Getting back to blogging — just in time for football

Football Cake by Sweet Pea 0613 via flickr(cc)

Football Cake by Sweet Pea 0613 via flickr(cc)

After a couple of months’ diversions, I hope I am getting back to something like regular blogging, starting with a nice article — as far as it goes, at least– by Gregg Easterbrook about the subsidies and political favors governments provide for professional football. A lot of this, on stadium subsidies (not just for football), has been covered in the past by Heartland, most recently here (pdf). But Easterbrook covers some additional ground, noting the federal favors done for the football business.
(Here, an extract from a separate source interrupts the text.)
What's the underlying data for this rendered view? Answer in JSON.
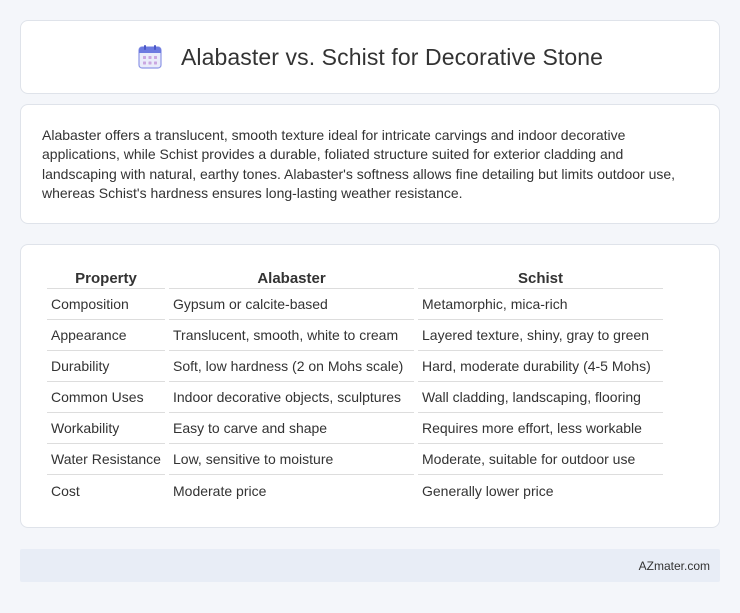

I hadn’t been aware that NFL has a special anti-trust exemption (I thought it was just one of the many many cases where feds choose not to enforce laws.) And I’d never made the connection between stadiums paid for by the public, and the “intellectual” “property” of football game images, which of course are government-created privilege.

Easterbrook does seem to be a football fan, which is a skill (affliction?) far beyond my capabilities.  My preferred remedy for “sports” subsidies has always been for the audience to go away and do something else.  But even tho I’m just as happy watching an amateur softball game, many people evidently get pleasure from seeing the professionals in action.  Easterbrook suggests that it’s necessary that “public attitudes change.”  Great idea, but as long as the public feel compelled to watch these games, it’s difficult to imagine any politician willing to risk the wrath of those who control them.